“One Minute/60 Seconds” is the first full length feature film from writer/director Mark Zampella (“The Half Twin”, “Singer”) and it’s an existential fantasy about Danielle’s acceptance of an alternate universe. When she initially starts to question everyone, Danielle is a realist who doesn’t believe in any of the bizarre theories espoused by Theo, Walt, Jim (Michael Miller) and Alana. It’s only when the truths she has believed in all of her life fail to help her find her brother, does she begin to seriously consider alternative reality theories as a way of locating him.
Zampella starts with a solid premise but then slows the film’s pace down to a crawl with scene after scene of exposition as Theo and his friends argue about alternative scientific theories such as that the earth is flat and that there is no gravity. It takes almost a full hour before Danielle finds a clue that puts her on her brother’s trail. By this point the film has become disjointed and uninteresting.
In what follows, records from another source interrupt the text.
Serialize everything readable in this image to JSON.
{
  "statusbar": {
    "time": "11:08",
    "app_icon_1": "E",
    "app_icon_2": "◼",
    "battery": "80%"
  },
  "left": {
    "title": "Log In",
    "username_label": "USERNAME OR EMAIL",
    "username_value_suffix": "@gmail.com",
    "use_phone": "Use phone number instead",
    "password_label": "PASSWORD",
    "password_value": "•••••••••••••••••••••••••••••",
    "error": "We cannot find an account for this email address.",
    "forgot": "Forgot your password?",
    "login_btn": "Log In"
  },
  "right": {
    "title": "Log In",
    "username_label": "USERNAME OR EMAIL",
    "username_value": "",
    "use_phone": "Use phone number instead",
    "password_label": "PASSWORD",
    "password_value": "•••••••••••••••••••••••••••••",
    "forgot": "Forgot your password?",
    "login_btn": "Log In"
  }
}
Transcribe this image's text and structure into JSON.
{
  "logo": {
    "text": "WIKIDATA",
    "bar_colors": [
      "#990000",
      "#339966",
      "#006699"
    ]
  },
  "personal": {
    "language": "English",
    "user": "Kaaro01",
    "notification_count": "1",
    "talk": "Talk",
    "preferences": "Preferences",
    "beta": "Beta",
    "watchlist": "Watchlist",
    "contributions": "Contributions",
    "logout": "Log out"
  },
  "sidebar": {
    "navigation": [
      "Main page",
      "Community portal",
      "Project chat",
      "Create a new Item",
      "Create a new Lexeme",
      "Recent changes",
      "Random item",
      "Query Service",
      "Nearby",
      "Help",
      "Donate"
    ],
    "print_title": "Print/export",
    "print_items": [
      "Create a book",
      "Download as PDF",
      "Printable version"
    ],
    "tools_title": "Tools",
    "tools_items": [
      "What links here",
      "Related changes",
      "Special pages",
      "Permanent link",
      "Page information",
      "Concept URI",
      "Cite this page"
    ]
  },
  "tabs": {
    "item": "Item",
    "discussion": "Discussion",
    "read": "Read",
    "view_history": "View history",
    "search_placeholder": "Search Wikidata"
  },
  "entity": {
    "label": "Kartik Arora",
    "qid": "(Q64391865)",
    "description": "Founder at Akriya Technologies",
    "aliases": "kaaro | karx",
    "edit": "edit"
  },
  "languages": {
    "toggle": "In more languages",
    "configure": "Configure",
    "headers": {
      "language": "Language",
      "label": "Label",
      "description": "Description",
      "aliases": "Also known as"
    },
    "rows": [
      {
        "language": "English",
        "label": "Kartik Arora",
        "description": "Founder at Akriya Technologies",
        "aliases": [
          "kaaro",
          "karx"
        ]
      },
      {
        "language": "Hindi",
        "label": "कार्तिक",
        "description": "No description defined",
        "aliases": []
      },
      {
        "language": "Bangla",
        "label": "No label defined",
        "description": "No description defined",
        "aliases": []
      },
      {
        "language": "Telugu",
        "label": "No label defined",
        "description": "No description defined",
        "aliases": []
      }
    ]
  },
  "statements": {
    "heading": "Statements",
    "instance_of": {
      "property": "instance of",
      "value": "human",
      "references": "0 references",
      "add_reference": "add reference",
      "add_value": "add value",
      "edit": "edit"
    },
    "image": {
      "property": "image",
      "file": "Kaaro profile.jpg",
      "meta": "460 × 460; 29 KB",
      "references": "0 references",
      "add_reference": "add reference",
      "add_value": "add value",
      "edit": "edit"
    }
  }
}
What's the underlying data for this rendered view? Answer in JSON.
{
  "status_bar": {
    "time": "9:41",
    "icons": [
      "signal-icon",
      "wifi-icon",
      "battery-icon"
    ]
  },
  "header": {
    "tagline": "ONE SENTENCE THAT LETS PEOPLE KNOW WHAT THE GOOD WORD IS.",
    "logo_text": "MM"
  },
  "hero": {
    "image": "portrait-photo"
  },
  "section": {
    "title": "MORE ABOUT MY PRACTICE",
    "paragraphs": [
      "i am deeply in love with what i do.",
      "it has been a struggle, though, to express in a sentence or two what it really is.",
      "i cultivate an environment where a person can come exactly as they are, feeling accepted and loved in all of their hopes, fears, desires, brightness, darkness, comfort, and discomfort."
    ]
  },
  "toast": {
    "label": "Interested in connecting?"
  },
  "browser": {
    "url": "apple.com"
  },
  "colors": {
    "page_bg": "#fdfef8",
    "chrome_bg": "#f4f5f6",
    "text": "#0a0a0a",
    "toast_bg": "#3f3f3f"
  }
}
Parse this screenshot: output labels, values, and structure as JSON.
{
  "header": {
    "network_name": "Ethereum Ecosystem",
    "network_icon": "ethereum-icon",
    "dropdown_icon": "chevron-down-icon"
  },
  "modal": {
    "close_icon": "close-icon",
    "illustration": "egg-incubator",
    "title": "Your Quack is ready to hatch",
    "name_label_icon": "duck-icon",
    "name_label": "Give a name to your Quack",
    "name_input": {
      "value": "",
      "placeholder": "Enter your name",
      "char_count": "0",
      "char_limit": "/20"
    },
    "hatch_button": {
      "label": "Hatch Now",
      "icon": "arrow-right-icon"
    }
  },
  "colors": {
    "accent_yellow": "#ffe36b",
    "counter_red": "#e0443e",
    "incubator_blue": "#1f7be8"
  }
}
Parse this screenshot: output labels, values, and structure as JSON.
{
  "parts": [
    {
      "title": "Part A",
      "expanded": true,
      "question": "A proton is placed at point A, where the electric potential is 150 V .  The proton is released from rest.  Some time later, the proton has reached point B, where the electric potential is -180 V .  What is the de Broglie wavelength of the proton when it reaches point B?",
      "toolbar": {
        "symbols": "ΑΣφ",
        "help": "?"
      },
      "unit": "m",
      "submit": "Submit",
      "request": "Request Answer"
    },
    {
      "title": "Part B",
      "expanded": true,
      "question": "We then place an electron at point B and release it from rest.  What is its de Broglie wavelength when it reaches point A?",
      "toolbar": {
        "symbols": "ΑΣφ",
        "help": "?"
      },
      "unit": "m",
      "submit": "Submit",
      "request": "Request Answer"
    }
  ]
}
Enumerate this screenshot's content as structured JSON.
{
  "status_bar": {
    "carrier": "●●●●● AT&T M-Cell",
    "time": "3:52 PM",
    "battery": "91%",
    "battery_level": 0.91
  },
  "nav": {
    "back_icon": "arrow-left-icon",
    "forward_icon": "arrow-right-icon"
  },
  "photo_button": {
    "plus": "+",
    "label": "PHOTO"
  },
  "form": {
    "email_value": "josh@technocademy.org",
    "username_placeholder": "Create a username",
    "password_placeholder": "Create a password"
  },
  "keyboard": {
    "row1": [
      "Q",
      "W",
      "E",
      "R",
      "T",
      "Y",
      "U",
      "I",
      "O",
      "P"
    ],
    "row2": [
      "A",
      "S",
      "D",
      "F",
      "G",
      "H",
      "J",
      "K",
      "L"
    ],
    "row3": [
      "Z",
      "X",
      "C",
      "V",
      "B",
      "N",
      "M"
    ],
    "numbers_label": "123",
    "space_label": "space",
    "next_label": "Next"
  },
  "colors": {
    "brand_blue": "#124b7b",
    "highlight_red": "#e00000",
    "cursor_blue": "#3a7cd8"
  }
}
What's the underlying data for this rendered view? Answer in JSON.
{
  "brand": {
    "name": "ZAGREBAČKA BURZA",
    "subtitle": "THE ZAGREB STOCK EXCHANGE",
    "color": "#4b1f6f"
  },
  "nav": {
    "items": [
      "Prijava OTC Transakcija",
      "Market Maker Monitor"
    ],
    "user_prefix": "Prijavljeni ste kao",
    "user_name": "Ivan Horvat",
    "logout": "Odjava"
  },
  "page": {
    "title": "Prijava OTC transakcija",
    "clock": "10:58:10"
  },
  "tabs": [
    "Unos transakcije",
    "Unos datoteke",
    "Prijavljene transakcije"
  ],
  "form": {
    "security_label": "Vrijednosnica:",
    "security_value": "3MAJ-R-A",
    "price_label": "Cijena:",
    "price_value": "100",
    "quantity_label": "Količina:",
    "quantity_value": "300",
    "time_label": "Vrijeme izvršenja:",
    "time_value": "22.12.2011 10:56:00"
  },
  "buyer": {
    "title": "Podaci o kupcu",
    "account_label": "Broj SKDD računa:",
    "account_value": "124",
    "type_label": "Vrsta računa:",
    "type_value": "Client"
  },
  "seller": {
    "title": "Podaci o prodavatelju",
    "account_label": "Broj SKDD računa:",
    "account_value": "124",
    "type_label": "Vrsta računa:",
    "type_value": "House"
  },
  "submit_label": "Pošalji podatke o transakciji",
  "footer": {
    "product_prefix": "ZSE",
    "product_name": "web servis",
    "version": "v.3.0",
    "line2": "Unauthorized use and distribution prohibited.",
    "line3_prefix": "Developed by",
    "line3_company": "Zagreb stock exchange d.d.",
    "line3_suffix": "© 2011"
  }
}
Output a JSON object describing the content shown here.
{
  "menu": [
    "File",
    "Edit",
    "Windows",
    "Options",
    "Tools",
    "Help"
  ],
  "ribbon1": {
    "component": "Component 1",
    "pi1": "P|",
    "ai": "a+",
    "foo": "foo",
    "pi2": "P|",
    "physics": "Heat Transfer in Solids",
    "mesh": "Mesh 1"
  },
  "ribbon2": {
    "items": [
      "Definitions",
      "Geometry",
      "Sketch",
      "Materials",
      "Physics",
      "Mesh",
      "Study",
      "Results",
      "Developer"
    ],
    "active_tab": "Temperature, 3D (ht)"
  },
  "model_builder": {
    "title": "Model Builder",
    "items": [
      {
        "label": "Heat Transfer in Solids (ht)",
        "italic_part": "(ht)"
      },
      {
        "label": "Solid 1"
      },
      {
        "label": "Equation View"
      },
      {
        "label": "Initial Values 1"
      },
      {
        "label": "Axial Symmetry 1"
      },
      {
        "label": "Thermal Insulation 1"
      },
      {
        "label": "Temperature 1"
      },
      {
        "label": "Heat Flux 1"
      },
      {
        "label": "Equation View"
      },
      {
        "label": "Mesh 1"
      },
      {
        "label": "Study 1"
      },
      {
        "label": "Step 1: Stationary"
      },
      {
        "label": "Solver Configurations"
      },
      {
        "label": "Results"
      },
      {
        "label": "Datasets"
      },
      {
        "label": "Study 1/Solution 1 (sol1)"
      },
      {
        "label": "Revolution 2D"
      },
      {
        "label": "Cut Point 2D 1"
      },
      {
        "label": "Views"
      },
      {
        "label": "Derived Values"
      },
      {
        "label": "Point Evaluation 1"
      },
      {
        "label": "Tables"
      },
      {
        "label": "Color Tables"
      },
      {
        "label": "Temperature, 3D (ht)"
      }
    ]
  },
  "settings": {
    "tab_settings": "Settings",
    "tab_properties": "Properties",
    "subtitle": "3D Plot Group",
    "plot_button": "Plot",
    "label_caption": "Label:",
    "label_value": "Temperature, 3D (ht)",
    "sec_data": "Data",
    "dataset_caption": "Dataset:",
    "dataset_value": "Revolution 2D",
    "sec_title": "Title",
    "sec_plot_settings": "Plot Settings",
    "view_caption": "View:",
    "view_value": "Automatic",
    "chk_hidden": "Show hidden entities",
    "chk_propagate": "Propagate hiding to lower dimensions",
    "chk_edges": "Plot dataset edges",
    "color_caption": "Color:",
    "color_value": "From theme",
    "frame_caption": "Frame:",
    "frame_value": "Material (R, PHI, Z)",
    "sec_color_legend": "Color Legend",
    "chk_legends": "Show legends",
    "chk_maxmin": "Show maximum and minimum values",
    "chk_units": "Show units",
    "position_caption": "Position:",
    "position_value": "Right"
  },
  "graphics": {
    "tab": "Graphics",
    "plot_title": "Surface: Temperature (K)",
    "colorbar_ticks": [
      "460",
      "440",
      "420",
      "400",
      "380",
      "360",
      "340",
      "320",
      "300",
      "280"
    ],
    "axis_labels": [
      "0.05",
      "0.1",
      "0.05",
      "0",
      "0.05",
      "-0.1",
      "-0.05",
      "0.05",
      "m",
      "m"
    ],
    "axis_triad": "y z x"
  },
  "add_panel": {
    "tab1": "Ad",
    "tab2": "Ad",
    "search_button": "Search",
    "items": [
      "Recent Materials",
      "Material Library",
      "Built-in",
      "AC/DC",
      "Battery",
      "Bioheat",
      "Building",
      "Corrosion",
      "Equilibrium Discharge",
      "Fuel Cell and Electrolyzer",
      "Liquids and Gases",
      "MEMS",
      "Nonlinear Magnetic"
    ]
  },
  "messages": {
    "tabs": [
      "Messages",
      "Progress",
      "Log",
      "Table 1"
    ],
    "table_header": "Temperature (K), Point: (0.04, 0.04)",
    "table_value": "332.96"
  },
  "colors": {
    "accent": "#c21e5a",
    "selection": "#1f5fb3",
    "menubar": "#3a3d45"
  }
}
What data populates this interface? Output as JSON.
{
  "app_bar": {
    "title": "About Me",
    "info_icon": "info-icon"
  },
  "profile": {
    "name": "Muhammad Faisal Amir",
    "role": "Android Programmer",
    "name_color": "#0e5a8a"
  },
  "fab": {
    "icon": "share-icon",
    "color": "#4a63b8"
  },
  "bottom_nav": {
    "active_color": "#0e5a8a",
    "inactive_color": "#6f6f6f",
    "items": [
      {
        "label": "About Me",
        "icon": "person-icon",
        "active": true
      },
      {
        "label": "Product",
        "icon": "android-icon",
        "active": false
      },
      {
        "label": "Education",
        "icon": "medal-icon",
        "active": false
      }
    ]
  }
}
Another problem is that the character of Danielle’s brother is totally uninteresting. We’re told very little about their relationship and why it’s so important for Danielle to find him. This lack of urgency further slackens the film’s pace and hurts its dramatic impact.
I must admit that I did enjoy the antics of Theo, Walt and Jim as they discussed various different theories. They reminded me a lot of The Lone Gunmen from the old “X-Files” TV show. However, the group should have been presented more like the Three Musketeers with an all-for-one and one-for-all mantra. All they do is talk, which is a letdown.
“One Minute/60 Seconds” wants to say something important about our perception of reality, but it tells its story in a rambling and dull manner. I believe that this would have made a fine 30 minute short film, but in its current form it loses its drives shortly after it begins.
For more information about “One Minute/60 Seconds”, please visit: http://www.markzampella.com